If you wear or have ever worn glasses, you know what it means to finally see with clarity. The Large Synoptic Survey Telescope (LSST) - currently under construction on Cerro Pachon near Vicuña,Chile - will give humanity a new set of 'glasses' to peer into the universe.
The construction of the LSST, led by the US Department of Energy's (DOE) SLAC National Accelerator Laboratory, may enable us to see billions of objects for the first time. Currently, most of the energy density of the universe is in unknown form. What's more, as a probe of dark energy and matter, the LSST is unique in its use of multiple cross-checking probes that reach unprecedented precision.
The LSST Dark Energy Science Collaboration (DESC) will produce about 30 Terabytes per night, which means the computing demands will be enormous. The total data volume expected will be on the order of several hundred Petabytes and require 100 TeraFlops of computing power. The DOE's Fermi National Accelerator Laboratory (Fermilab), in partnership with other institutions, is developing innovative software for scientists to explore the LSST's huge data sets.

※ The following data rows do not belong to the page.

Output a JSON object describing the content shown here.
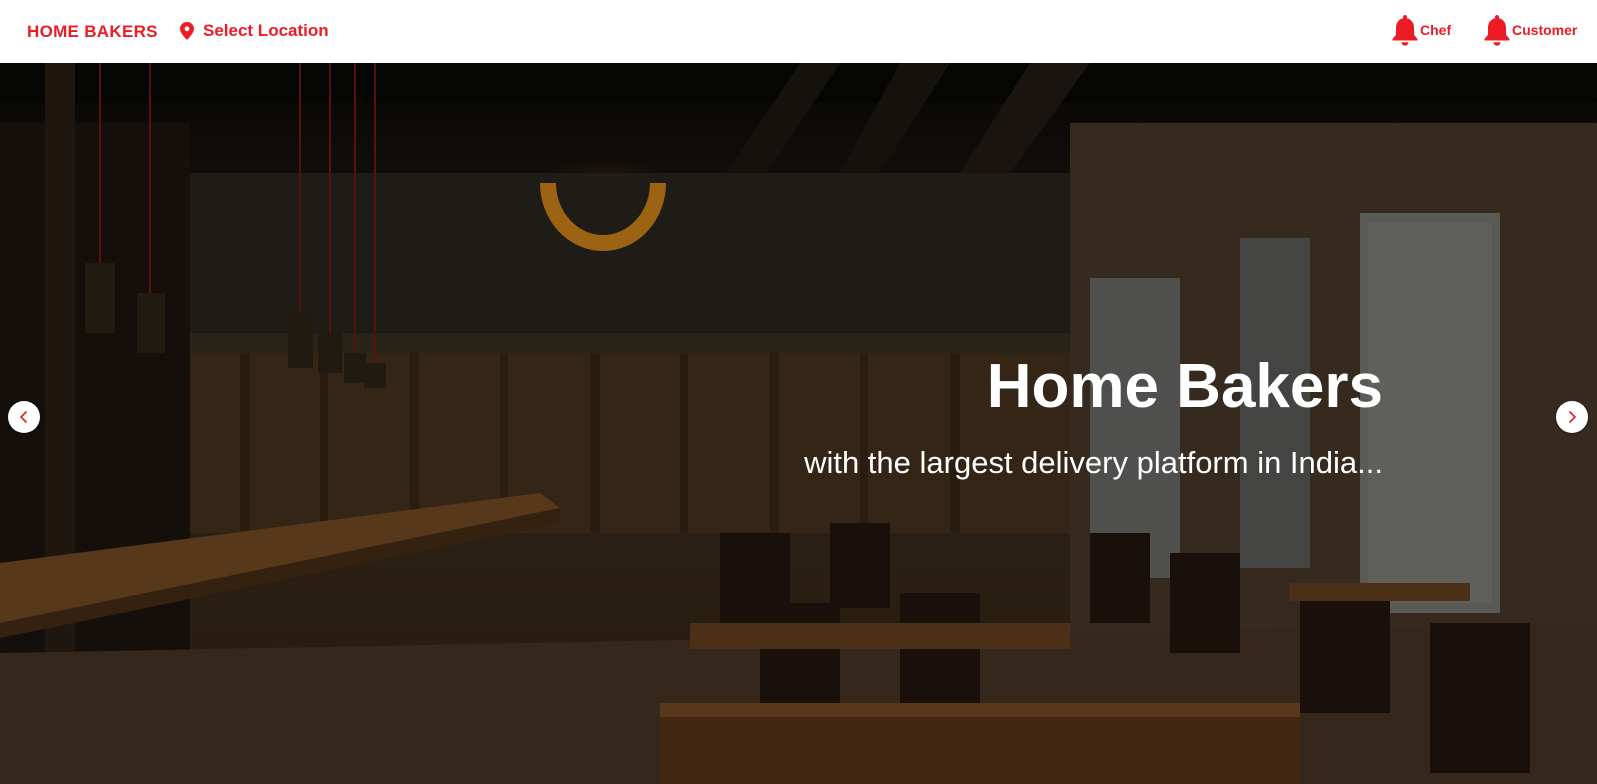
{
  "navbar": {
    "brand": "HOME BAKERS",
    "location_label": "Select Location",
    "links": [
      {
        "label": "Chef",
        "icon": "bell-icon"
      },
      {
        "label": "Customer",
        "icon": "bell-icon"
      }
    ]
  },
  "hero": {
    "title": "Home Bakers",
    "subtitle": "with the largest delivery platform in India...",
    "prev_icon": "chevron-left-icon",
    "next_icon": "chevron-right-icon"
  },
  "colors": {
    "accent": "#ed1c24",
    "hero_text": "#ffffff"
  }
}
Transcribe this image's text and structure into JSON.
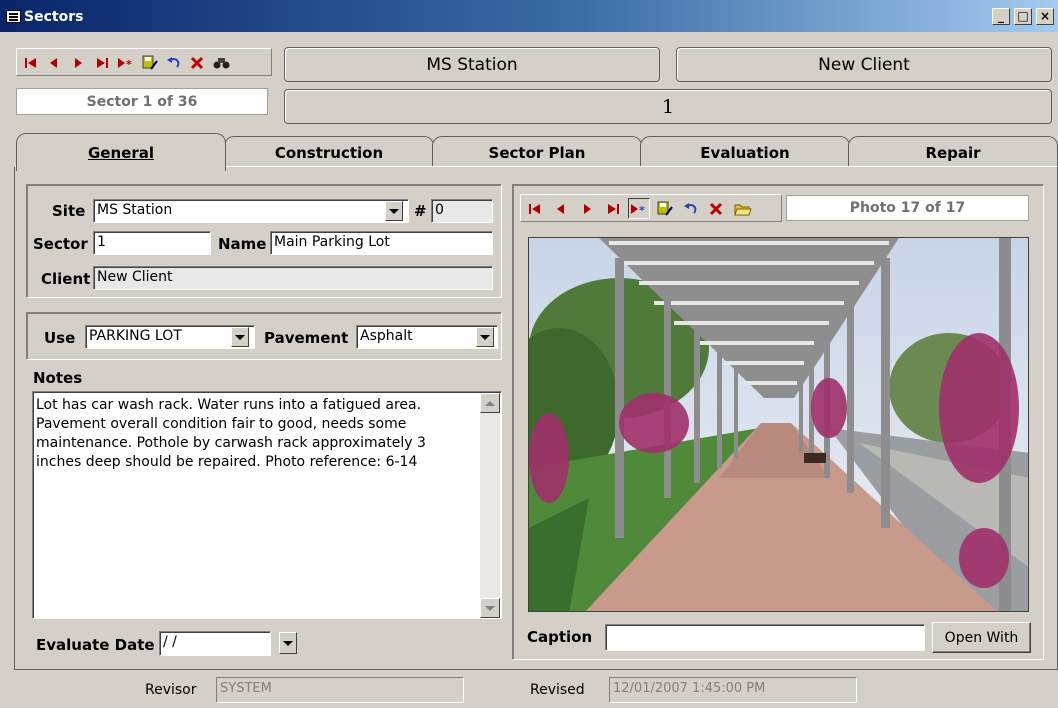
{
  "window": {
    "title": "Sectors",
    "controls": [
      "_",
      "□",
      "×"
    ]
  },
  "nav_toolbar": {
    "buttons": [
      "first",
      "previous",
      "next",
      "last",
      "new",
      "save",
      "undo",
      "delete",
      "find"
    ]
  },
  "header": {
    "site_name": "MS Station",
    "client_name": "New Client",
    "record_counter": "Sector 1 of 36",
    "sector_number": "1"
  },
  "tabs": [
    {
      "label": "General",
      "active": true
    },
    {
      "label": "Construction",
      "active": false
    },
    {
      "label": "Sector Plan",
      "active": false
    },
    {
      "label": "Evaluation",
      "active": false
    },
    {
      "label": "Repair",
      "active": false
    }
  ],
  "general": {
    "site_label": "Site",
    "site_value": "MS Station",
    "hash_label": "#",
    "hash_value": "0",
    "sector_label": "Sector",
    "sector_value": "1",
    "name_label": "Name",
    "name_value": "Main Parking Lot",
    "client_label": "Client",
    "client_value": "New Client",
    "use_label": "Use",
    "use_value": "PARKING LOT",
    "pavement_label": "Pavement",
    "pavement_value": "Asphalt",
    "notes_label": "Notes",
    "notes_value": "Lot has car wash rack. Water runs into a fatigued area.\nPavement overall condition fair to good, needs some\nmaintenance. Pothole by carwash rack approximately 3\ninches deep should be repaired. Photo reference: 6-14",
    "evaluate_date_label": "Evaluate Date",
    "evaluate_date_value": " /  /"
  },
  "photo": {
    "counter": "Photo 17 of 17",
    "caption_label": "Caption",
    "caption_value": "",
    "open_with_label": "Open With"
  },
  "status": {
    "revisor_label": "Revisor",
    "revisor_value": "SYSTEM",
    "revised_label": "Revised",
    "revised_value": "12/01/2007 1:45:00 PM"
  },
  "colors": {
    "title_gradient_start": "#0a246a",
    "nav_icon": "#b00000",
    "window_bg": "#d4d0c8"
  }
}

Scott Dodelson, Fermilab astrophysicist, convened the DESC Software Working Group to design a software framework that will facilitate collaboration and use of LSST tools by all DESC scientists. The framework links software programs written specifically for the LSST with others written externally and runs them on Fermilab's FermiGrid, which in turn is connected to the US National Science Foundation's Open Science Grid (OSG).
Steve Kent, Jim Kowalkowski, Marc Paterno, and Saba Sehrish, all in Fermilab's Scientific Computing Division, developed the DESC framework and demonstrated it at the International Conference for High Performance Computing, Networking, Storage and Analysis (SC14). "The demo was an end-to-end simulation of LSST data and science analyses - that was the really important thing," says Kent. "It was a walk-through of all the steps with an eye on eventually expanding to the LSST scale."

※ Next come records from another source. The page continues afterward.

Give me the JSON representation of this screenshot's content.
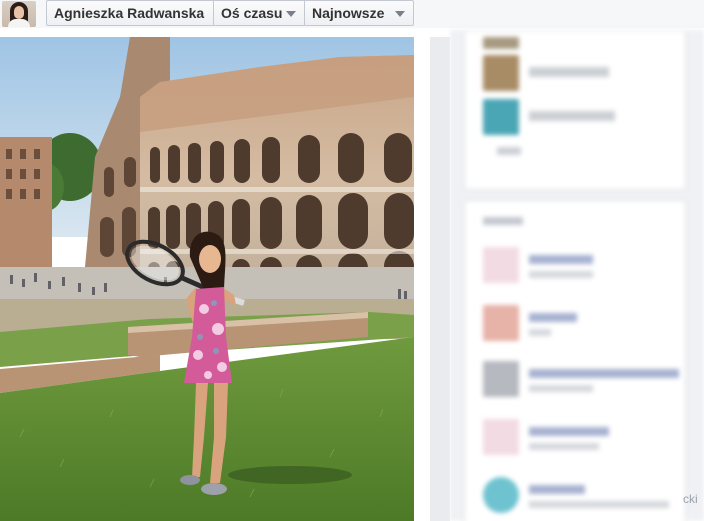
{
  "header": {
    "profile_name": "Agnieszka Radwanska",
    "timeline_label": "Oś czasu",
    "sort_label": "Najnowsze"
  },
  "icons": {
    "avatar": "profile-photo",
    "timeline_dropdown": "chevron-down-icon",
    "sort_dropdown": "chevron-down-icon"
  },
  "colors": {
    "topbar_bg": "#f6f7f9",
    "button_border": "#c4c8d0",
    "sidebar_bg": "#e9ebee"
  },
  "footer": {
    "fragment": "cki"
  }
}
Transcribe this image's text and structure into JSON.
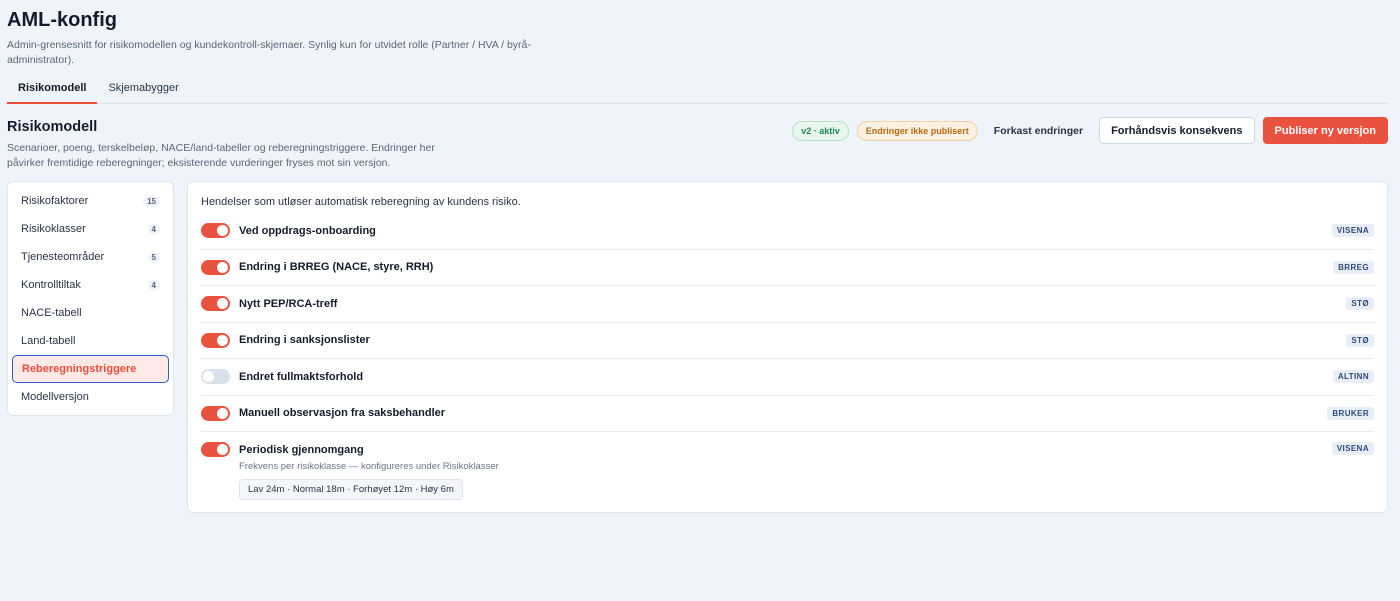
{
  "header": {
    "title": "AML-konfig",
    "subtitle": "Admin-grensesnitt for risikomodellen og kundekontroll-skjemaer. Synlig kun for utvidet rolle (Partner / HVA / byrå-administrator)."
  },
  "tabs": [
    {
      "label": "Risikomodell",
      "active": true
    },
    {
      "label": "Skjemabygger",
      "active": false
    }
  ],
  "section": {
    "title": "Risikomodell",
    "subtitle": "Scenarioer, poeng, terskelbeløp, NACE/land-tabeller og reberegningstriggere. Endringer her påvirker fremtidige reberegninger; eksisterende vurderinger fryses mot sin versjon."
  },
  "actions": {
    "version_badge": "v2 · aktiv",
    "unpublished_badge": "Endringer ikke publisert",
    "discard": "Forkast endringer",
    "preview": "Forhåndsvis konsekvens",
    "publish": "Publiser ny versjon"
  },
  "sidebar": {
    "items": [
      {
        "label": "Risikofaktorer",
        "count": "15"
      },
      {
        "label": "Risikoklasser",
        "count": "4"
      },
      {
        "label": "Tjenesteområder",
        "count": "5"
      },
      {
        "label": "Kontrolltiltak",
        "count": "4"
      },
      {
        "label": "NACE-tabell",
        "count": ""
      },
      {
        "label": "Land-tabell",
        "count": ""
      },
      {
        "label": "Reberegningstriggere",
        "count": "",
        "active": true
      },
      {
        "label": "Modellversjon",
        "count": ""
      }
    ]
  },
  "panel": {
    "intro": "Hendelser som utløser automatisk reberegning av kundens risiko.",
    "triggers": [
      {
        "label": "Ved oppdrags-onboarding",
        "source": "VISENA",
        "enabled": true
      },
      {
        "label": "Endring i BRREG (NACE, styre, RRH)",
        "source": "BRREG",
        "enabled": true
      },
      {
        "label": "Nytt PEP/RCA-treff",
        "source": "STØ",
        "enabled": true
      },
      {
        "label": "Endring i sanksjonslister",
        "source": "STØ",
        "enabled": true
      },
      {
        "label": "Endret fullmaktsforhold",
        "source": "ALTINN",
        "enabled": false
      },
      {
        "label": "Manuell observasjon fra saksbehandler",
        "source": "BRUKER",
        "enabled": true
      },
      {
        "label": "Periodisk gjennomgang",
        "source": "VISENA",
        "enabled": true,
        "sub": "Frekvens per risikoklasse — konfigureres under Risikoklasser",
        "frequency": "Lav 24m · Normal 18m · Forhøyet 12m · Høy 6m"
      }
    ]
  },
  "colors": {
    "accent": "#ea5240",
    "focus": "#2f5bd3",
    "background": "#eff4fb"
  }
}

Led by Sehrish, the group ran image simulations through the software framework and then through CosmoSIS, a cosmological parameter estimation program. "The scientists running the DESC workflows will not have to worry about details such as file transport or access to supercomputers to do their dark energy science," says Paterno. "We demonstrated how this could be done."
"LSST will truly be a next-generation survey. It will surpass preceding surveys in terms of data size in its first few months of operation," says University of Pennsylvania astrophysicist Bhuvnesh Jain, spokesperson for DESC. "The work of the Fermilab group is really going to pave the way for a new mode of doing software analyses and how people collaborate. I think it will have far-reaching implications for how we do cosmology."
- Greg Moore